> _WHAT IS REQUIRED_: Within the material below, filter for lines that hold the word "Fierke".
==== RECORDS SUPPLIED
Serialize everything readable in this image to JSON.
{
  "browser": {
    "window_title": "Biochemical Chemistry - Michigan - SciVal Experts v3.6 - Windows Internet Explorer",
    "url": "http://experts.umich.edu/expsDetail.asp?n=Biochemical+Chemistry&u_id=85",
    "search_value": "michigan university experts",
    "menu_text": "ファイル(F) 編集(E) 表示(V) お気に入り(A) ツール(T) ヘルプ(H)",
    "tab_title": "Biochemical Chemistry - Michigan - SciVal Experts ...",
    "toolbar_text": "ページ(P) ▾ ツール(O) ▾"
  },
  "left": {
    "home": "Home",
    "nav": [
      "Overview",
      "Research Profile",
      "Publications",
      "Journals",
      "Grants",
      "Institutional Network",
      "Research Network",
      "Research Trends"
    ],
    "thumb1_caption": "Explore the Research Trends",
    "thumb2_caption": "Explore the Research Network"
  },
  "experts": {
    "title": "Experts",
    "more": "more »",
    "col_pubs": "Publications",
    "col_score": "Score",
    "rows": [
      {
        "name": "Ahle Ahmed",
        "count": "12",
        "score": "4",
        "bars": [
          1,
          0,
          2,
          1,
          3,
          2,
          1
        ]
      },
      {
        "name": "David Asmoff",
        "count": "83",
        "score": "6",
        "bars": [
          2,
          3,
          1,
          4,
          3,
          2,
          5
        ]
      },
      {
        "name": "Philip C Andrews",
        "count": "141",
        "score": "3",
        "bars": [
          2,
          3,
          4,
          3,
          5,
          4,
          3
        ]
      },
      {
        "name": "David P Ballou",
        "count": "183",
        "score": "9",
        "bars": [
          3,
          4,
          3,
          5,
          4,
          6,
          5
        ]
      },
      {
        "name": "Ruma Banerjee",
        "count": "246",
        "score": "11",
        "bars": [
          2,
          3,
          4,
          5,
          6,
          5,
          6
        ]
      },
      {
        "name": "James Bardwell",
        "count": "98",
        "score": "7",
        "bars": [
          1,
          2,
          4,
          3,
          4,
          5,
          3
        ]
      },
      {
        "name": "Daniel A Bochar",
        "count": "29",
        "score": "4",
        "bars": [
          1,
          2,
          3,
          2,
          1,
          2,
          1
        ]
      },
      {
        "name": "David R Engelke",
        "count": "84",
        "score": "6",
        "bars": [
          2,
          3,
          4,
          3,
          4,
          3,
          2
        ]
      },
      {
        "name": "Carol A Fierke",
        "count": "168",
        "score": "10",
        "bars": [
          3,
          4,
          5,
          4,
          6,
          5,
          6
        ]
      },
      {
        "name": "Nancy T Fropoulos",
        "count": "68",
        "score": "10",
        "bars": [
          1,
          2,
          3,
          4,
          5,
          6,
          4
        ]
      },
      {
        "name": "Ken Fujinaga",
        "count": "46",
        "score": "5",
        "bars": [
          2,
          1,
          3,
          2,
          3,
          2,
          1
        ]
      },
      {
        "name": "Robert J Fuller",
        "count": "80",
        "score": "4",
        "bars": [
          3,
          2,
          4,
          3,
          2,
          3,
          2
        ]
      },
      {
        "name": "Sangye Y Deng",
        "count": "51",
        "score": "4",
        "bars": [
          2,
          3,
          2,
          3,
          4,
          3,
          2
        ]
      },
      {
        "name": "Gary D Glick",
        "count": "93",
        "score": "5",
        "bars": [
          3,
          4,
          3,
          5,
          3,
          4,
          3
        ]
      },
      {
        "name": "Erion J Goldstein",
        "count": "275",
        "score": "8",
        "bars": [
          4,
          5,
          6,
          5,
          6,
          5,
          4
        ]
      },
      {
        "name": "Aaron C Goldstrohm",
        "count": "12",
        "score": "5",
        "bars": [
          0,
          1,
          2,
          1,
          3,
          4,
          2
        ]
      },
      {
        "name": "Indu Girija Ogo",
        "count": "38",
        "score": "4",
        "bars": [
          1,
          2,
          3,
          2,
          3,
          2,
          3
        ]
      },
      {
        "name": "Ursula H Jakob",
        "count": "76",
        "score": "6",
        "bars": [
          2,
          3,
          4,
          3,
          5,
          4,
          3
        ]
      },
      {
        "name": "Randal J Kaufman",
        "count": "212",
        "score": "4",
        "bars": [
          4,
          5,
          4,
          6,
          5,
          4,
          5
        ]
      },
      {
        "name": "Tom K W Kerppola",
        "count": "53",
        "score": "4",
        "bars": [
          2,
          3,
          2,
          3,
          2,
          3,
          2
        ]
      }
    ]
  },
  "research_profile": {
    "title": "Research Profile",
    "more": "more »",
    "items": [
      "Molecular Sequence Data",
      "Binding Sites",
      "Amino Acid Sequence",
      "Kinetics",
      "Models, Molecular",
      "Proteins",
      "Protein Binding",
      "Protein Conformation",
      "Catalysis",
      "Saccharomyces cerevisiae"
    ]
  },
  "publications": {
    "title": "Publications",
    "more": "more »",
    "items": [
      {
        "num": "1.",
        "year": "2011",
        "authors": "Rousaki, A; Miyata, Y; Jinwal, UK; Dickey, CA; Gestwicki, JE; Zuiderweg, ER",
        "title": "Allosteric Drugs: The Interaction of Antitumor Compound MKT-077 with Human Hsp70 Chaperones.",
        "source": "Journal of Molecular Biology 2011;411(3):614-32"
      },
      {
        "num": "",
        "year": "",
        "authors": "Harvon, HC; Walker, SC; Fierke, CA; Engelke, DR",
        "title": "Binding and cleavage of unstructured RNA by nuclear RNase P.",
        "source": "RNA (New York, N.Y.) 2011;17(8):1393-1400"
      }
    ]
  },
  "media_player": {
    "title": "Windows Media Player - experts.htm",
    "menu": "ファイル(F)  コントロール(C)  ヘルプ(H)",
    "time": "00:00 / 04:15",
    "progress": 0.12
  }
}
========
> _SOLVED EXERCISE_:
        "name": "Carol A Fierke",
        "authors": "Harvon, HC; Walker, SC; Fierke, CA; Engelke, DR",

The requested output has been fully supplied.